> DIRECTIONS FOR THIS TASK
Please return all lines in the listing holding the word "JSON".
Start of Block
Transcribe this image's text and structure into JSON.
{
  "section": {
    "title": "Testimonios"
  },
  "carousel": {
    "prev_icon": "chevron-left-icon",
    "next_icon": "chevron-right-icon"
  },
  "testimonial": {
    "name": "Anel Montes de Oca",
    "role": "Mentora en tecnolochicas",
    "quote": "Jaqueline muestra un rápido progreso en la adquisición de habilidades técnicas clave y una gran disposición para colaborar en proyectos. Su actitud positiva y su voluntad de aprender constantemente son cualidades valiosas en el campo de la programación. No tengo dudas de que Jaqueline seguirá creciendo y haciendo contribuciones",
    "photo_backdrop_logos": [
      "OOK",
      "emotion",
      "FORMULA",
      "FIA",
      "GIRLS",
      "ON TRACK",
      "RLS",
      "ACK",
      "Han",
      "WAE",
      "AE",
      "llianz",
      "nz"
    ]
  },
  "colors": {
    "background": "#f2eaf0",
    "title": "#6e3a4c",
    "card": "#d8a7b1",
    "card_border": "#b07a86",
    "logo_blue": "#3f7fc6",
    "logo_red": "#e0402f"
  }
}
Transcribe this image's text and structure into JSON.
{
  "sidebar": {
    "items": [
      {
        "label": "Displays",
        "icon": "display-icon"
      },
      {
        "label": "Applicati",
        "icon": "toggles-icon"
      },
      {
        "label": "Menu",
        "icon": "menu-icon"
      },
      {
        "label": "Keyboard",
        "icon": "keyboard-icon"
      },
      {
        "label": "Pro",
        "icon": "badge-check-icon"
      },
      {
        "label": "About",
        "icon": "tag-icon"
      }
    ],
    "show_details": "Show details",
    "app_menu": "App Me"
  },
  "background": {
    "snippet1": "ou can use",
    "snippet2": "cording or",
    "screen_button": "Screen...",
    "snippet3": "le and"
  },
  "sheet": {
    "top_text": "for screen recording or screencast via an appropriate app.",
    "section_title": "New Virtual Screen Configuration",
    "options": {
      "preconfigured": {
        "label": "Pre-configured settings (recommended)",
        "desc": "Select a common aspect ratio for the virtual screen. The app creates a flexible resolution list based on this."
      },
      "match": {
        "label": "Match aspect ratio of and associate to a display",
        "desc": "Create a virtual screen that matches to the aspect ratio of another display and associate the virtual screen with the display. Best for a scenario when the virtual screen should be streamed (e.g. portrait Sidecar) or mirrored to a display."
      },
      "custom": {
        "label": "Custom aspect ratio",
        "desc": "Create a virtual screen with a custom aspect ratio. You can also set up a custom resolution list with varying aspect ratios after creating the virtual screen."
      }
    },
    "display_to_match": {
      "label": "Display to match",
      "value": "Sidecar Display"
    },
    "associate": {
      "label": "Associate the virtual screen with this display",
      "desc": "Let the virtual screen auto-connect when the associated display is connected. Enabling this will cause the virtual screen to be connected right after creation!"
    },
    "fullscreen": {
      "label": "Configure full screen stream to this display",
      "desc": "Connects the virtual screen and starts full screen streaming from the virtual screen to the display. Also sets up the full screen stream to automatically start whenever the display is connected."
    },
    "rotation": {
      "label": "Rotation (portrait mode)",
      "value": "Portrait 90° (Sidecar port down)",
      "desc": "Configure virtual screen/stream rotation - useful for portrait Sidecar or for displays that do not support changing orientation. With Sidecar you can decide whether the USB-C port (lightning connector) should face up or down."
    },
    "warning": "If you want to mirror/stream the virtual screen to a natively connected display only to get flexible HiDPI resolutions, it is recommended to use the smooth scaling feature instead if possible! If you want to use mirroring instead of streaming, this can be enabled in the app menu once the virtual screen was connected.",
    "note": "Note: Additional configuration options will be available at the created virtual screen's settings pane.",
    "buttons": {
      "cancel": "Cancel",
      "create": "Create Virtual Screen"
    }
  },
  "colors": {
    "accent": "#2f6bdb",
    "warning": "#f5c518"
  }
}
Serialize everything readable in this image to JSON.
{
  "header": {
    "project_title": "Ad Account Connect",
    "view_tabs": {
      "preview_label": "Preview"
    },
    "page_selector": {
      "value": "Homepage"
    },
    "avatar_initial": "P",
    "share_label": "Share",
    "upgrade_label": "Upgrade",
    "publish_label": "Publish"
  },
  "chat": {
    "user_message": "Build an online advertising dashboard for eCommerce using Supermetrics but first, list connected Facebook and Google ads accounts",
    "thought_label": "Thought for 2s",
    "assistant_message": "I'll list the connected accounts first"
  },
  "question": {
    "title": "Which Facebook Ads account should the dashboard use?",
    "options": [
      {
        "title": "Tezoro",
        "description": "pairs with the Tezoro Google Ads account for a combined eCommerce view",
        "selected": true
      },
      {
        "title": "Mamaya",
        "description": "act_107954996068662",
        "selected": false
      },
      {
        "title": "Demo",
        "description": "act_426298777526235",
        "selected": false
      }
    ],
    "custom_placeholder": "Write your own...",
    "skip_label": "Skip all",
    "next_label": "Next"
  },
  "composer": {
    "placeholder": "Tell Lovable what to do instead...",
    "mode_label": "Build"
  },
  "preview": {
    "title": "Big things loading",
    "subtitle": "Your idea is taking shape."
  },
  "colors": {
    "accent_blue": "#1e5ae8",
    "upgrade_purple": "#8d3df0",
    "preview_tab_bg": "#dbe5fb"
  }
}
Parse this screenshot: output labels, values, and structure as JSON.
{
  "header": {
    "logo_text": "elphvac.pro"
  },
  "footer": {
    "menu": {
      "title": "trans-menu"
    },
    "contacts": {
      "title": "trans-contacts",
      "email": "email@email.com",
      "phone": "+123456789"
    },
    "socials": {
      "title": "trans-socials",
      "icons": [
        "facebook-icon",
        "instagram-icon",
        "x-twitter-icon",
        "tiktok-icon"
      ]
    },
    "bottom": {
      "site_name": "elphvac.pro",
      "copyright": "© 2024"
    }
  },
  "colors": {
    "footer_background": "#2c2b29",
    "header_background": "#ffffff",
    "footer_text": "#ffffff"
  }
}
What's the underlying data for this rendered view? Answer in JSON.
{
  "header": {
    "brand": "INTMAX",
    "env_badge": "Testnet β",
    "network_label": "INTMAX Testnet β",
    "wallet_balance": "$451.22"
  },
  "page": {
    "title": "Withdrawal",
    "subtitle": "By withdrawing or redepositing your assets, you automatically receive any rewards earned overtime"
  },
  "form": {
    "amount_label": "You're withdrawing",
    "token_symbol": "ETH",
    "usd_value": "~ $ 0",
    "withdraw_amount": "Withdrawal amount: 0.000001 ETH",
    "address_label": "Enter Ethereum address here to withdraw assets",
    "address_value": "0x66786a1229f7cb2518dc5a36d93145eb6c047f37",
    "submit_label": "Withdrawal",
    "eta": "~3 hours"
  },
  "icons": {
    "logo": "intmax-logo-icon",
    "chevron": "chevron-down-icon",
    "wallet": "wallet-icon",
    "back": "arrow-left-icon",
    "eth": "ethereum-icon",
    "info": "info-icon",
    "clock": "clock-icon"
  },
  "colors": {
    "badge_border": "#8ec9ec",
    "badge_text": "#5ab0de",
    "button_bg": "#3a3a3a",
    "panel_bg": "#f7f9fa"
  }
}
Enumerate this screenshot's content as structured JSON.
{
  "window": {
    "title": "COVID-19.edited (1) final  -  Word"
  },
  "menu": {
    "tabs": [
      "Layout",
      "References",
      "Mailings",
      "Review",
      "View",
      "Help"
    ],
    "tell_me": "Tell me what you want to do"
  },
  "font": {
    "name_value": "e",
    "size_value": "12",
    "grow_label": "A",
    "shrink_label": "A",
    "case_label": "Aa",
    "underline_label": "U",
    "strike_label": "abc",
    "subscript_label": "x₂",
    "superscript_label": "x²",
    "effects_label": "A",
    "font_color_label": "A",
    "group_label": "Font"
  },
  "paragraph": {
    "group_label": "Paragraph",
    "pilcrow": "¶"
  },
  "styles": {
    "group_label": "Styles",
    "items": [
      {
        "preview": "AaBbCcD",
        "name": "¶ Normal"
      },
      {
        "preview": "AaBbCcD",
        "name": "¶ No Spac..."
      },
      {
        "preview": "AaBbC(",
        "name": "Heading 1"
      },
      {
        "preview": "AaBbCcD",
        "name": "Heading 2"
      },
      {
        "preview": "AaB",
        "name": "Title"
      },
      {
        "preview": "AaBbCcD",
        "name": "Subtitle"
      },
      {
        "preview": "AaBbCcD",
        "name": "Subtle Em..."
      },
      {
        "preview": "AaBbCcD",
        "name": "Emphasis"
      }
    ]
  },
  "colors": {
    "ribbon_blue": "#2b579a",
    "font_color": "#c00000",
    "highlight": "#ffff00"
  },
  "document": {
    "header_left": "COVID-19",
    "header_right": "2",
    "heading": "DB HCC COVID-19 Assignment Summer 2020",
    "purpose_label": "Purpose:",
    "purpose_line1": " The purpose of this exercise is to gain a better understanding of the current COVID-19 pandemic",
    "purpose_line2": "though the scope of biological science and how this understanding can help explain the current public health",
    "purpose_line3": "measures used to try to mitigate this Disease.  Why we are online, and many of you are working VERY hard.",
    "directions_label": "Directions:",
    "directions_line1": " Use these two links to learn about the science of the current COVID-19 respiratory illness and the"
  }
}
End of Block
> RESULT
Transcribe this image's text and structure into JSON.
Transcribe this image's text and structure into JSON.
Serialize everything readable in this image to JSON.
Parse this screenshot: output labels, values, and structure as JSON.
What's the underlying data for this rendered view? Answer in JSON.
Enumerate this screenshot's content as structured JSON.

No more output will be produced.